How do organisms survive in icy water? Antifreeze glycoproteins (AFGPs), produced by polar fishes, are known as the inhibitor of ice growing to prevent their body from freezing. AFGPs are flexible molecules, unlike antifreeze proteins (AFPs), and their crystal structures have not been obtained. Because of the lack of three-dimensional protein structure, the ice binding manner AFGPs has remained a mystery. Dr. Kenji Mochizuki (Institute for Fiber Engineering at Shinshu University) et. al challenged this intriguing problem using molecular simulations.

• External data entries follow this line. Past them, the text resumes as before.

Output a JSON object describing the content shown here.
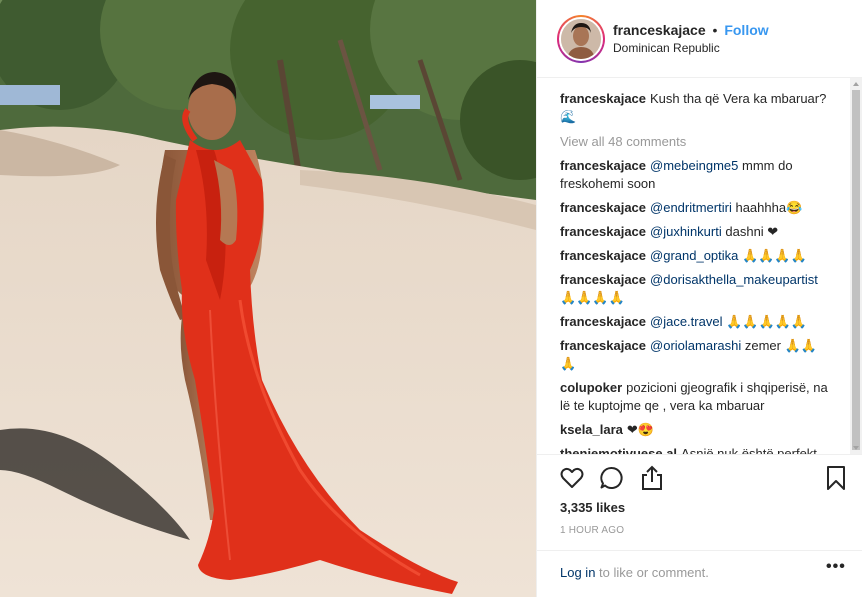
{
  "header": {
    "username": "franceskajace",
    "separator": "•",
    "follow_label": "Follow",
    "location": "Dominican Republic"
  },
  "caption": {
    "username": "franceskajace",
    "text": "Kush tha që Vera ka mbaruar? 🌊"
  },
  "view_all_comments": "View all 48 comments",
  "comments": [
    {
      "username": "franceskajace",
      "mention": "@mebeingme5",
      "text": "mmm do freskohemi soon"
    },
    {
      "username": "franceskajace",
      "mention": "@endritmertiri",
      "text": "haahhha😂"
    },
    {
      "username": "franceskajace",
      "mention": "@juxhinkurti",
      "text": "dashni ❤"
    },
    {
      "username": "franceskajace",
      "mention": "@grand_optika",
      "text": "🙏🙏🙏🙏"
    },
    {
      "username": "franceskajace",
      "mention": "@dorisakthella_makeupartist",
      "text": "🙏🙏🙏🙏"
    },
    {
      "username": "franceskajace",
      "mention": "@jace.travel",
      "text": "🙏🙏🙏🙏🙏"
    },
    {
      "username": "franceskajace",
      "mention": "@oriolamarashi",
      "text": "zemer 🙏🙏🙏"
    },
    {
      "username": "colupoker",
      "mention": "",
      "text": "pozicioni gjeografik i shqiperisë, na lë te kuptojme qe , vera ka mbaruar"
    },
    {
      "username": "ksela_lara",
      "mention": "",
      "text": "❤😍"
    },
    {
      "username": "theniemotivuese.al",
      "mention": "",
      "text": "Asnjë nuk është perfekt, por ti je dhe ajo që të bën të veçantë"
    }
  ],
  "actions": {
    "like_icon": "heart-icon",
    "comment_icon": "comment-icon",
    "share_icon": "share-icon",
    "save_icon": "bookmark-icon",
    "likes": "3,335 likes",
    "time": "1 HOUR AGO",
    "login_link": "Log in",
    "login_rest": "to like or comment.",
    "more_icon": "more-options-icon",
    "more_glyph": "•••"
  },
  "colors": {
    "follow": "#3897f0",
    "link": "#003569",
    "muted": "#999999",
    "dress": "#e8331c"
  }
}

Mochizuki focused on the AFGP8, the shortest one in AFGP family, to reveal its ice-binding manner. First, Mochizuki examined the structure of AFGP8 in solution, and he showed that AFGP8 preferentially adopts a specific conformation to segregate hydrophilic and hydrophobic groups. Then, Mochizuki found that the hydrophobic side of AFGP8 adsorbs to ice surface. Interestingly, the adsorption of AFGP8 to the flat surface of ice is not so strong and AFGP8 wanders on the ice surface until they selectively bind to the growth points of ice. This “walk” on ice is unique to AFGP and has not been reported for AFPs.

The findings of this research are not only important to fundamental science, but also expected in application areas, such as cryopreservation method of food or biological tissue.

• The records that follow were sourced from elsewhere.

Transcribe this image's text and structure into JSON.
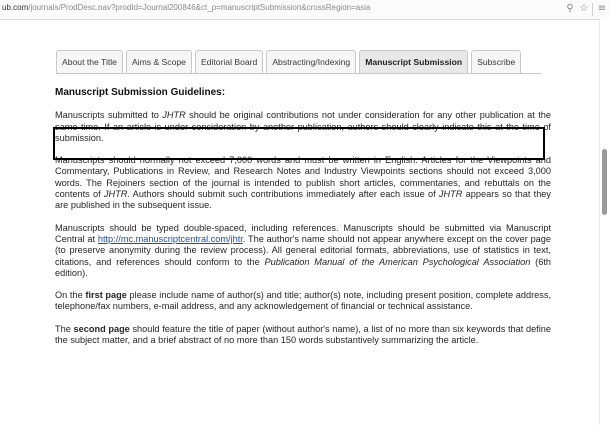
{
  "browser": {
    "url_domain": "ub.com",
    "url_path": "/journals/ProdDesc.nav?prodId=Journal200846&ct_p=manuscriptSubmission&crossRegion=asia",
    "icons": [
      "search-icon",
      "star-icon",
      "menu-icon"
    ]
  },
  "tabs": [
    {
      "label": "About the Title"
    },
    {
      "label": "Aims & Scope"
    },
    {
      "label": "Editorial Board"
    },
    {
      "label": "Abstracting/Indexing"
    },
    {
      "label": "Manuscript Submission",
      "active": true
    },
    {
      "label": "Subscribe"
    }
  ],
  "content": {
    "heading": "Manuscript Submission Guidelines:",
    "p1": {
      "a": "Manuscripts submitted to ",
      "journal": "JHTR",
      "b": " should be original contributions not under consideration for any other publication at the same time. If an article is under consideration by another publication, authors should clearly indicate this at the time of submission."
    },
    "p2": {
      "a": "Manuscripts should normally not exceed 7,000 words and must be written in English. Articles for the Viewpoints and Commentary, Publications in Review, and Research Notes and Industry Viewpoints sections should not exceed 3,000 words. The Rejoiners section of the journal is intended to publish short articles, commentaries, and rebuttals on the contents of ",
      "journal1": "JHTR",
      "b": ". Authors should submit such contributions immediately after each issue of ",
      "journal2": "JHTR",
      "c": " appears so that they are published in the subsequent issue."
    },
    "p3": {
      "a": "Manuscripts should be typed double-spaced, including references. Manuscripts should be submitted via Manuscript Central at ",
      "link": "http://mc.manuscriptcentral.com/jhtr",
      "b": ". The author's name should not appear anywhere except on the cover page (to preserve anonymity during the review process). All general editorial formats, abbreviations, use of statistics in text, citations, and references should conform to the ",
      "manual": "Publication Manual of the American Psychological Association",
      "c": " (6th edition)."
    },
    "p4": {
      "a": "On the ",
      "bold": "first page",
      "b": " please include name of author(s) and title; author(s) note, including present position, complete address, telephone/fax numbers, e-mail address, and any acknowledgement of financial or technical assistance."
    },
    "p5": {
      "a": "The ",
      "bold": "second page",
      "b": " should feature the title of paper (without author's name), a list of no more than six keywords that define the subject matter, and a brief abstract of no more than 150 words substantively summarizing the article."
    }
  }
}
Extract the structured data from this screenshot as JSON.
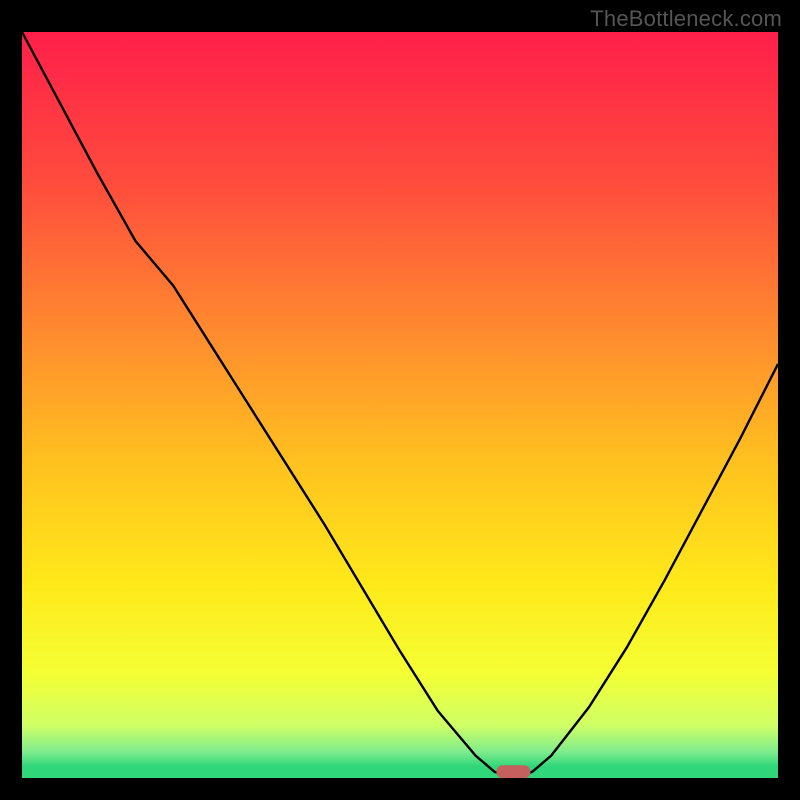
{
  "watermark": "TheBottleneck.com",
  "colors": {
    "frame": "#000000",
    "watermark_text": "#555555",
    "curve": "#000000",
    "marker_fill": "#c6605f",
    "gradient_stops": [
      {
        "offset": 0.0,
        "color": "#ff1f4a"
      },
      {
        "offset": 0.2,
        "color": "#ff4b3d"
      },
      {
        "offset": 0.4,
        "color": "#ff8a2f"
      },
      {
        "offset": 0.58,
        "color": "#ffc21f"
      },
      {
        "offset": 0.74,
        "color": "#ffe91a"
      },
      {
        "offset": 0.86,
        "color": "#f4ff34"
      },
      {
        "offset": 0.93,
        "color": "#cfff66"
      },
      {
        "offset": 0.965,
        "color": "#7eec8d"
      },
      {
        "offset": 0.985,
        "color": "#2fd67a"
      },
      {
        "offset": 1.0,
        "color": "#2fd67a"
      }
    ]
  },
  "chart_data": {
    "type": "line",
    "title": "",
    "xlabel": "",
    "ylabel": "",
    "x": [
      0.0,
      0.05,
      0.1,
      0.15,
      0.2,
      0.25,
      0.3,
      0.35,
      0.4,
      0.45,
      0.5,
      0.55,
      0.6,
      0.625,
      0.65,
      0.675,
      0.7,
      0.75,
      0.8,
      0.85,
      0.9,
      0.95,
      1.0
    ],
    "values": [
      1.0,
      0.905,
      0.81,
      0.72,
      0.66,
      0.58,
      0.5,
      0.42,
      0.34,
      0.255,
      0.17,
      0.09,
      0.03,
      0.0083,
      0.0,
      0.0083,
      0.03,
      0.095,
      0.175,
      0.265,
      0.36,
      0.455,
      0.555
    ],
    "xlim": [
      0,
      1
    ],
    "ylim": [
      0,
      1
    ],
    "marker": {
      "x": 0.65,
      "y": 0.0083
    },
    "notes": "Values are normalized; y=0 at bottom baseline, y=1 at top of plot. Curve minimum near x≈0.65."
  }
}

This study has been published in Journal of the American Chemical Society.
Antifreeze glycoproteins bind reversible to ice via hydrophobic groups

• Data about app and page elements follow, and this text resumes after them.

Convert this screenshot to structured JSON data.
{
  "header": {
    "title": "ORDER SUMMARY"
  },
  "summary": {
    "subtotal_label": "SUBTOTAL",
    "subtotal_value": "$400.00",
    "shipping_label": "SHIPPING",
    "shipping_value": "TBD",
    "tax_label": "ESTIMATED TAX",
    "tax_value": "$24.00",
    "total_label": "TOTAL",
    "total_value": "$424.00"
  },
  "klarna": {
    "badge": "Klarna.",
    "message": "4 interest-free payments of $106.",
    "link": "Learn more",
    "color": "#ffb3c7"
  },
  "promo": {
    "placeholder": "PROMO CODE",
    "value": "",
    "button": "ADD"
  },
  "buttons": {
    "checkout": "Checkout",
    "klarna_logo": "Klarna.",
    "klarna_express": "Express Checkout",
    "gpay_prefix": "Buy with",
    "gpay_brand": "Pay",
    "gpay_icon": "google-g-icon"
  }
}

DOI: 10.1021/jacs.7b13630
Publication Date (Web): February 2, 2018